There is nothing humane about the process of killing an animal – factory farms being the worst offenders. I believe something doesn’t have to die for us to live. After you’ve watched some video footage on slaughterhouses and the dairy and egg industry, you’ll understand. The whole system is absolutely twisted, and I just hate the idea that I’m funding the abuse of innocent animals. 

Facts about factory farming:

  • Four or more egg-laying hens are packed into a battery cage, a wire enclosure so small that none can spread her wings. Being held in such close confines, the hens’ peck at each other’s feathers and bodies.
  • Pregnant sows spend each of their pregnancies confined to a gestation crate—a metal enclosure that is scarcely wider and longer than the sow herself.
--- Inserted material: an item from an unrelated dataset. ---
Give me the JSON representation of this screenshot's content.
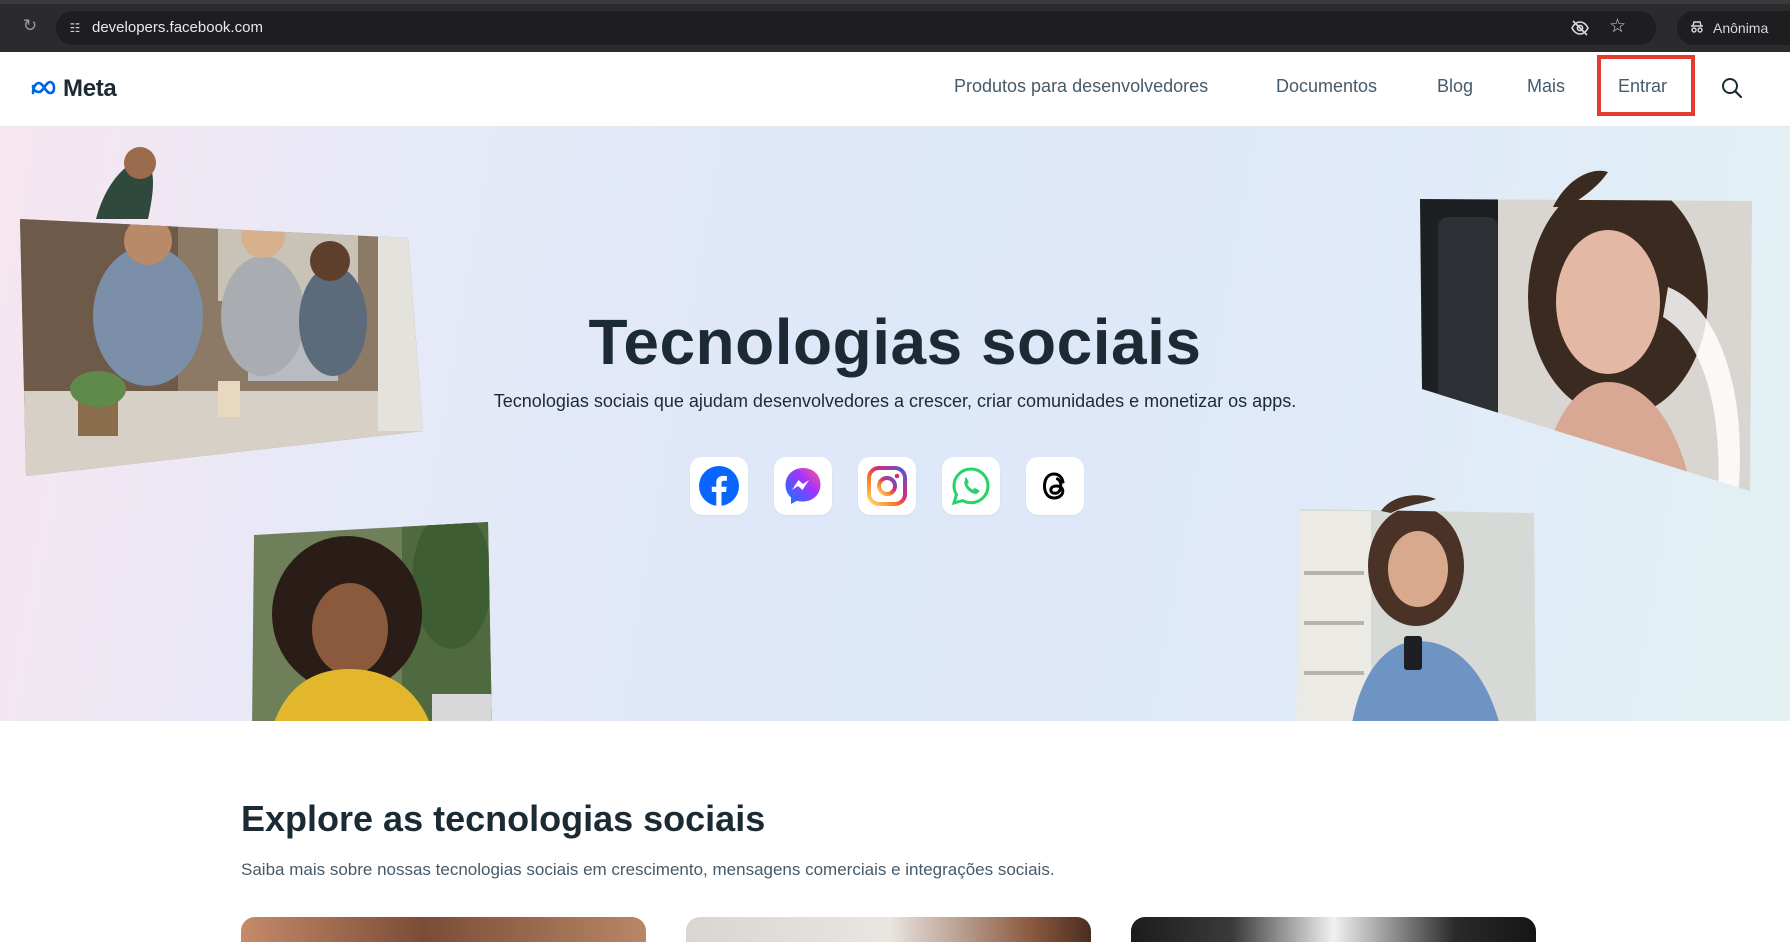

Unable to even turn around, sows develop abnormal behaviours and suffer leg problems and skin lesions.
  • In factory dairies, cows spend their entire lives confined to concrete. Some cows are injected with the growth hormone rBGH to boost production, leading to lameness and mastitis, an udder’s painful infection.
  • To facilitate confinement of these animals in such stressful, crowded, unsanitary conditions, painful mutilations like cutting off the horns of cattle, cutting off the beaks of chickens, and docking the tails of sheep, pigs, and dairy cattle are routinely performed.

Netflix movie to follow up with: Forks Over Knives
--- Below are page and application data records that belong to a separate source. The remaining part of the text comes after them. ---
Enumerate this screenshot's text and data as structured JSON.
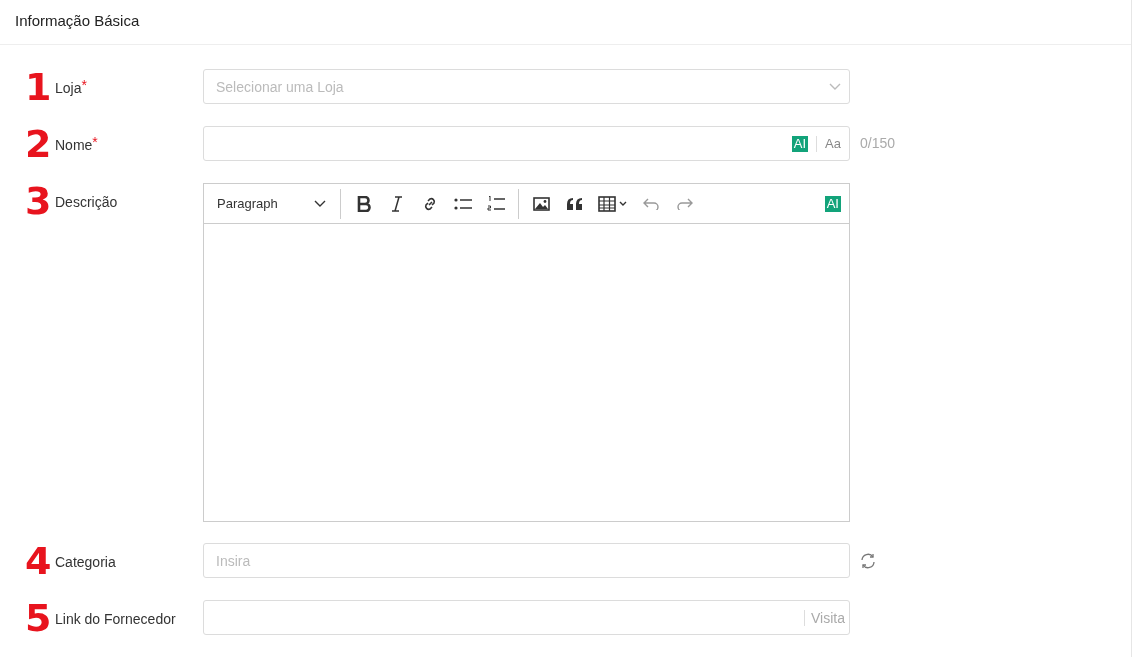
{
  "section": {
    "title": "Informação Básica"
  },
  "fields": [
    {
      "kind": "select",
      "number": "1",
      "label": "Loja",
      "required_mark": "*",
      "placeholder": "Selecionar uma Loja"
    },
    {
      "kind": "text",
      "number": "2",
      "label": "Nome",
      "required_mark": "*",
      "ai_badge": "AI",
      "case_button": "Aa",
      "counter": "0/150"
    },
    {
      "kind": "editor",
      "number": "3",
      "label": "Descrição",
      "block_style": "Paragraph",
      "ai_badge": "AI"
    },
    {
      "kind": "refresh",
      "number": "4",
      "label": "Categoria",
      "placeholder": "Insira"
    },
    {
      "kind": "link",
      "number": "5",
      "label": "Link do Fornecedor",
      "action": "Visita"
    }
  ]
}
Eating Plant-Based is better for your health!

There is simply NO denying it – the evidence is there – a vegetarian or vegan diet is better for your health than high meat, specifically a red meat diet. Vegetarian diets have been shown to support health, including a lower risk of developing coronary heart disease, certain types of cancer, high blood pressure, diabetes, and increased longevity. (Source)

Netflix movie to follow up with: Game Changers
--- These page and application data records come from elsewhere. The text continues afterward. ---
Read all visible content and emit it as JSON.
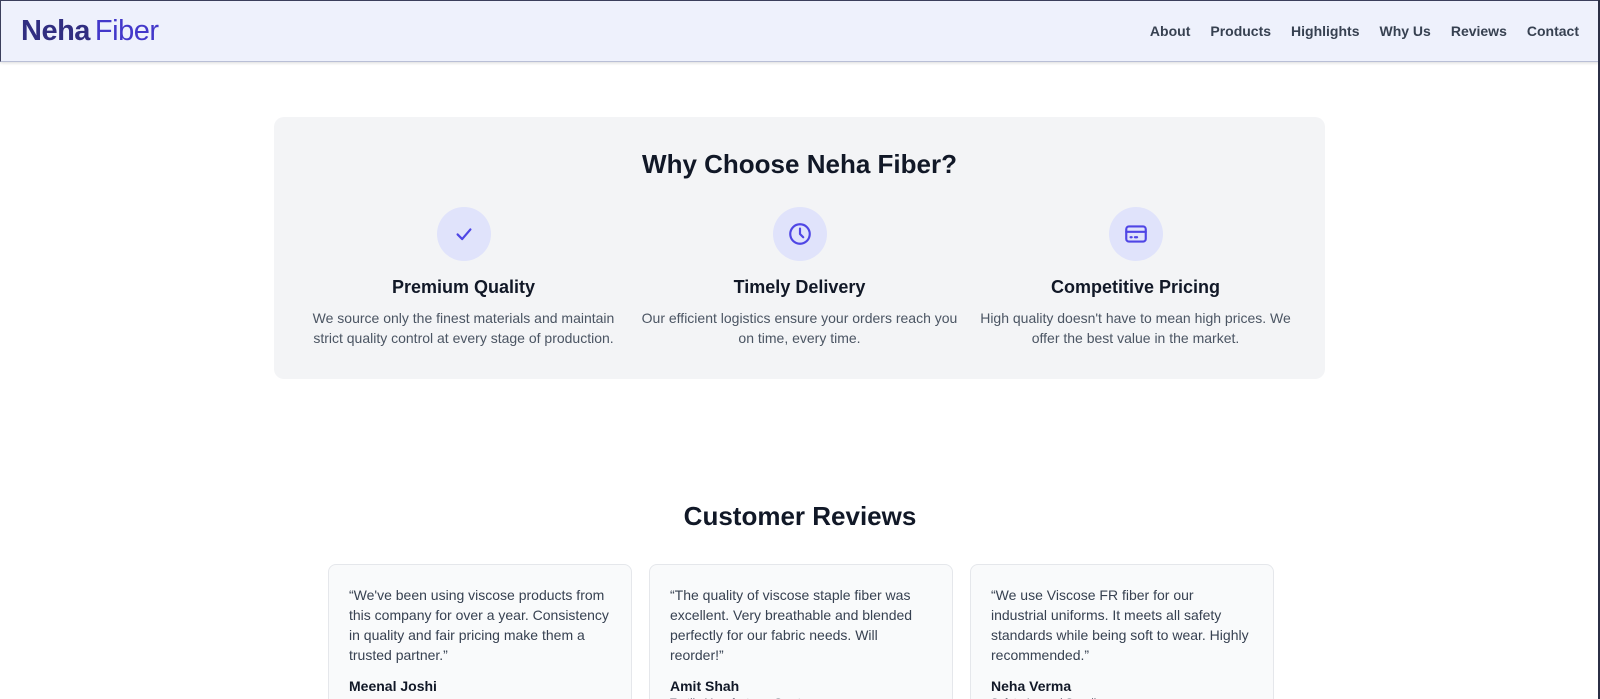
{
  "brand": {
    "strong": "Neha",
    "light": "Fiber"
  },
  "nav": {
    "links": [
      "About",
      "Products",
      "Highlights",
      "Why Us",
      "Reviews",
      "Contact"
    ]
  },
  "why_us": {
    "title": "Why Choose Neha Fiber?",
    "features": [
      {
        "icon": "check-icon",
        "title": "Premium Quality",
        "description": "We source only the finest materials and maintain strict quality control at every stage of production."
      },
      {
        "icon": "clock-icon",
        "title": "Timely Delivery",
        "description": "Our efficient logistics ensure your orders reach you on time, every time."
      },
      {
        "icon": "credit-card-icon",
        "title": "Competitive Pricing",
        "description": "High quality doesn't have to mean high prices. We offer the best value in the market."
      }
    ]
  },
  "reviews": {
    "title": "Customer Reviews",
    "items": [
      {
        "quote": "“We've been using viscose products from this company for over a year. Consistency in quality and fair pricing make them a trusted partner.”",
        "name": "Meenal Joshi",
        "role": ""
      },
      {
        "quote": "“The quality of viscose staple fiber was excellent. Very breathable and blended perfectly for our fabric needs. Will reorder!”",
        "name": "Amit Shah",
        "role": "Textile Manufacturer, Surat"
      },
      {
        "quote": "“We use Viscose FR fiber for our industrial uniforms. It meets all safety standards while being soft to wear. Highly recommended.”",
        "name": "Neha Verma",
        "role": "Safety Apparel Supplier"
      }
    ]
  },
  "colors": {
    "navbar_bg": "#eef1fc",
    "brand": "#312e81",
    "accent": "#4f46e5",
    "icon_circle": "#e0e3fb",
    "section_bg": "#f3f4f6"
  }
}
Plant-Based diets are better for the environment.

The environmental impact of meat consumption is staggering, contributing to climate change, pollution, deforestation, depleting freshwater reserves and contaminating and over-fishing our oceans. 

Some stats

  • In the United States alone, 56 million acres of land are used to grow feed for animals, while only 4 million acres produce plants for humans to eat.
  • More than 90% of all Amazon rainforest land cleared since 1970 is used for grazing livestock.
  • The livestock industry contributes to global climate change, contributing between 12% and 18% to the total GHG emissions. (source)
  • 1 kg of protein from beef needed 18 times more land, 10 times more water, 9 times more fuel, 12 times more fertilizer, and 10 times more pesticides than the same amount of proteins obtained from kidney beans.
  • Vegetarian and vegan diets have a much smaller environmental footprint: a diet that incorporates beef meet regularly showed the highest carbon footprint (3160 kg CO2eq). Vegetarian and vegan diets had the lowest carbon footprint (55 and 1015 kg CO2eq, respectively) (source).

Netflix movie to follow up with: Cowspiracy

Eating meat can cause viral infections and global pandemics.

Consumption of meat – especially wild meats – is believed to be related to virus infections, as many viruses have been found in wild meat trade markets (source).

We are living it, folks – there is an urgent need to change our dietary habits to avoid zoonosis, which could cause another global pandemic again sooner than late.

Personal conclusion

I get it – when you’re used to thinking and cooking a certain way, change is not easy; we are creatures of habit. There’s no judgment coming from over here because I am certainly NOT perfect.

I cheat, but I try, and I continue to educate myself on meat consumption’s health and environmental impact. I also continue to educate myself in the kitchen by trying new vegan recipes weekly (last week, I made these amazing vegan spanakopitas) while passing on my knowledge to my children to form new habits for the next generation. 

If your mental health isn’t the best, it may not be on the top of your priority list right now. But when you’re ready, all I’m suggesting is try your best and don’t turn a blind eye to the facts – even going two-thirds vegan can cut carbon emissions by 60%! (source)